I am an American soldier. My experience in the military was heartbreaking. I experienced sexual assault, rape, gender inequality, racism, and countless other trials and tribulations that were continuously swept under the rug. I experienced gender inequality throughout my entire career. Having been born biologically female, we were looked at as less than. Even when we aced PT scores and were leading the class in testing scores; the idea of a woman being a leader was downplayed. I experienced trans-phobia first hand, as I was denied medical assistance on two occasions before the transgender ban was implemented. I was told that it wasn’t the time to pursue my transition for military readiness before deploying and that upon my return I would be given that.

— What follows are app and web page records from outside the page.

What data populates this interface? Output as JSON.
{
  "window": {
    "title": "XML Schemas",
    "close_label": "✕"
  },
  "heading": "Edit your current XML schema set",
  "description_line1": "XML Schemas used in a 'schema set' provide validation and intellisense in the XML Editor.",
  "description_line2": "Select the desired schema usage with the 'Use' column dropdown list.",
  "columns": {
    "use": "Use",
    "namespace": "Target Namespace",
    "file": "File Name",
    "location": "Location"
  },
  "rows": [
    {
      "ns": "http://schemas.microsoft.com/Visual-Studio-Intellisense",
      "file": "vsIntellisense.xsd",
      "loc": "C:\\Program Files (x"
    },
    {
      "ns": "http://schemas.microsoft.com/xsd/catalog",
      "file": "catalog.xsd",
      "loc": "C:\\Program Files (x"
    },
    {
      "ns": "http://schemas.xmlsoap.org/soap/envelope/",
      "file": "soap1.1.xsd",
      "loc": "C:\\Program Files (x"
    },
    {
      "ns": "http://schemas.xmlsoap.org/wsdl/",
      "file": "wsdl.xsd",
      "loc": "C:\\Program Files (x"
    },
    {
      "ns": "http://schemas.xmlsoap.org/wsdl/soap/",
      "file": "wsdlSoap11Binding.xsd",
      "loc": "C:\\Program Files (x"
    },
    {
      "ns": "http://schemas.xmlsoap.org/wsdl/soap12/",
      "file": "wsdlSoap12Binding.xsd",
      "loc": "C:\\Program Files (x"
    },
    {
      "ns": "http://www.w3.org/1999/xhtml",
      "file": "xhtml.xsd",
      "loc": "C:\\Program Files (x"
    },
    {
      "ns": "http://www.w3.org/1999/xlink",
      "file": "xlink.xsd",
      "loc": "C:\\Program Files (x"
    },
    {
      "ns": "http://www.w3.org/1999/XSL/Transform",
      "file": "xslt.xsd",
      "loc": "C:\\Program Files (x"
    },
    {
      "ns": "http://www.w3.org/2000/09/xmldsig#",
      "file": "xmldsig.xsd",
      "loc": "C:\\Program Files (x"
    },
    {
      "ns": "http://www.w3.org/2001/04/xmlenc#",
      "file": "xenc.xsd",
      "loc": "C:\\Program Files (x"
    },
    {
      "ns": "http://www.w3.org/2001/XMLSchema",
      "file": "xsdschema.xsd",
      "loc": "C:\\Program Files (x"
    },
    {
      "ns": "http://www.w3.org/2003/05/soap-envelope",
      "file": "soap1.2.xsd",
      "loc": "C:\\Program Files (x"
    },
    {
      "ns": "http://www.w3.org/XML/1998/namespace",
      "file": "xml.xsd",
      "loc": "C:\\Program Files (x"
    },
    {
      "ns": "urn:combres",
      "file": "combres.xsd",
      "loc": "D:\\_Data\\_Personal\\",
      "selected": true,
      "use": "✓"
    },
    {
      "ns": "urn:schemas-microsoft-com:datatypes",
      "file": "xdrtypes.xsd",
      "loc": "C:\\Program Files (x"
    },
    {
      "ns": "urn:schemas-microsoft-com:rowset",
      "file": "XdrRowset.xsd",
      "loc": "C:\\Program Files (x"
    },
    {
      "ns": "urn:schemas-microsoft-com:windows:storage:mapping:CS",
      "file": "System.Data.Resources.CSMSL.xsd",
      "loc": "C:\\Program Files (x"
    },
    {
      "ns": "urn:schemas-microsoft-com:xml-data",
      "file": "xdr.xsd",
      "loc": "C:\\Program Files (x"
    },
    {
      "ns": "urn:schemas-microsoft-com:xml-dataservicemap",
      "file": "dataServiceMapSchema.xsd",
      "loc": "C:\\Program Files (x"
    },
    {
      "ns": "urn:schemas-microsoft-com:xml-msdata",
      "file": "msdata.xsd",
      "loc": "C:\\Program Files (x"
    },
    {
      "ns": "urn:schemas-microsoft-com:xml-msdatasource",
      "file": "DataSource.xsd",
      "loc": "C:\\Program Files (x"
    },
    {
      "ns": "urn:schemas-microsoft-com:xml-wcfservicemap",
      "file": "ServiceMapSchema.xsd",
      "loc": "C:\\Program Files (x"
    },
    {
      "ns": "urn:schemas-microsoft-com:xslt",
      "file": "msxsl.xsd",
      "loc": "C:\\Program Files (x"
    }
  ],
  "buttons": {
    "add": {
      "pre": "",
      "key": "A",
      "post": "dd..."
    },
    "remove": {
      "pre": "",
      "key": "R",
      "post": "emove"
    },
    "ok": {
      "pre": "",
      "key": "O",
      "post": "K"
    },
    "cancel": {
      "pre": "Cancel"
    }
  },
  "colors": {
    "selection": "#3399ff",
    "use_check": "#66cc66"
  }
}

During this time I was not on any hormones. I had not begun my transition, but I was not silent about who I was. Once the leadership started to receive memos about people being transgender and what regulations would change for transgender individuals within the military, I began to receive backlash and harassment. I was not late to formation, I was always on time; I was always ready and willing to do whatever duties were assigned to me. Yet, I was still put on the radar as a malingering soldier.
I experienced a sexual assault during my deployment when a male off duty NCO entered my room. I was on the floor with all men at the time. I was the only female on that floor, so he figured he wouldn’t need to knock after obtaining the master key from the patrol desk on the first floor. I told my NCOS, my First Sgt and he got written up and nothing more. I never received an apology and I certainly didn't receive justice. So once I got back to the states from my deployment in South Korea, I sought out to begin my transition. After countless attempts, appointments, blood work, and after I was classified with a mental disorder; all of my paperwork was fulfilled: only to be denied by my officers. Who told me they didn’t want this to be brought up on the red carpet and that this was an elective procedure that they wouldn’t approve.
Listen to Royal's story on our Perspective's Podcast!